● Your assignment: Only the lines with "jfsp" in them need to be copied from the listing.

● Data:
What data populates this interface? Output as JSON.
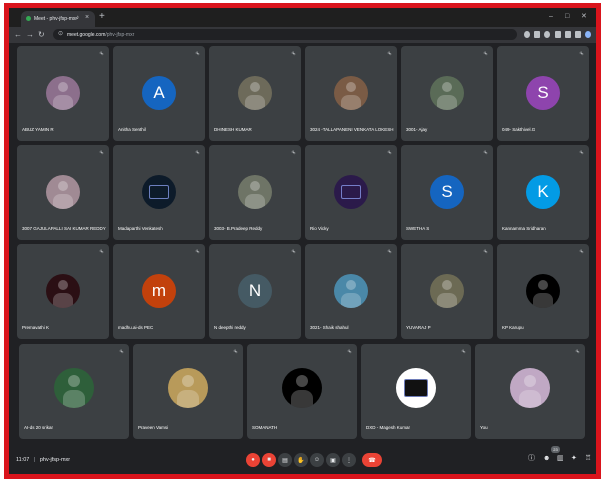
{
  "browser": {
    "tab_title": "Meet - phv-jfsp-mxr",
    "new_tab": "+",
    "url_domain": "meet.google.com",
    "url_path": "/phv-jfsp-mxr",
    "win_min": "–",
    "win_max": "□",
    "win_close": "✕"
  },
  "participants": [
    {
      "name": "ABUZ YAMIN R",
      "avatar_type": "photo",
      "color": "#8c6f8c"
    },
    {
      "name": "Anitha Senthil",
      "avatar_type": "letter",
      "initial": "A",
      "color": "#1565c0"
    },
    {
      "name": "DHINESH KUMAR",
      "avatar_type": "photo",
      "color": "#6d6a5a"
    },
    {
      "name": "3024 -TALLAPANENI VENKATA LOKESH",
      "avatar_type": "photo",
      "color": "#7a5b45"
    },
    {
      "name": "3001- Ajay",
      "avatar_type": "photo",
      "color": "#5a6b57"
    },
    {
      "name": "049- Sakthivel.G",
      "avatar_type": "letter",
      "initial": "S",
      "color": "#8e44ad"
    },
    {
      "name": "3007 GAJULAPALLI SAI KUMAR REDDY",
      "avatar_type": "photo",
      "color": "#a08a94"
    },
    {
      "name": "Madaparthi Venkatesh",
      "avatar_type": "logo",
      "color": "#0d1b2a"
    },
    {
      "name": "3003- B.Pradeep Reddy",
      "avatar_type": "photo",
      "color": "#6e7466"
    },
    {
      "name": "Rio Vicky",
      "avatar_type": "logo",
      "color": "#2b1a4a"
    },
    {
      "name": "SWETHA S",
      "avatar_type": "letter",
      "initial": "S",
      "color": "#1565c0"
    },
    {
      "name": "Kannamma Sridharan",
      "avatar_type": "letter",
      "initial": "K",
      "color": "#039be5"
    },
    {
      "name": "Premavathi K",
      "avatar_type": "photo",
      "color": "#2b0f14"
    },
    {
      "name": "madhu.ai-ds PEC",
      "avatar_type": "letter",
      "initial": "m",
      "color": "#c2410c"
    },
    {
      "name": "N deepthi reddy",
      "avatar_type": "letter",
      "initial": "N",
      "color": "#455a64"
    },
    {
      "name": "3021- Shaik shahul",
      "avatar_type": "photo",
      "color": "#4a88a8"
    },
    {
      "name": "YUVARAJ P",
      "avatar_type": "photo",
      "color": "#6c6a54"
    },
    {
      "name": "KP Karupu",
      "avatar_type": "photo",
      "color": "#000000"
    },
    {
      "name": "AI-ds 20 srikar",
      "avatar_type": "photo",
      "color": "#2e5f3a"
    },
    {
      "name": "Praveen Vamsi",
      "avatar_type": "photo",
      "color": "#b89a5a"
    },
    {
      "name": "SOMANATH",
      "avatar_type": "photo",
      "color": "#000000"
    },
    {
      "name": "DXD - Magesh Kumar",
      "avatar_type": "logo",
      "color": "#ffffff"
    },
    {
      "name": "You",
      "avatar_type": "photo",
      "color": "#c0a8c4"
    }
  ],
  "meeting": {
    "time": "11:07",
    "separator": "|",
    "code": "phv-jfsp-mxr"
  },
  "controls": {
    "mic": "mic-off-icon",
    "camera": "camera-off-icon",
    "captions": "captions-icon",
    "raise_hand": "raise-hand-icon",
    "emoji": "emoji-icon",
    "present": "present-icon",
    "more": "more-options-icon",
    "end_call": "end-call-icon",
    "participant_count": "23"
  },
  "icon_glyphs": {
    "mic_small": "✂",
    "back": "←",
    "forward": "→",
    "reload": "↻",
    "lock": "⊙",
    "close_tab": "×",
    "audio": "♪",
    "mic": "●",
    "camera": "■",
    "captions": "▤",
    "hand": "✋",
    "emoji": "☺",
    "present": "▣",
    "more": "⋮",
    "end": "☎",
    "info": "ⓘ",
    "people": "☻",
    "chat": "▥",
    "activities": "✦",
    "lock_host": "♖"
  }
}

● Answer space:
    "tab_title": "Meet - phv-jfsp-mxr",
    "url_path": "/phv-jfsp-mxr",
    "code": "phv-jfsp-mxr"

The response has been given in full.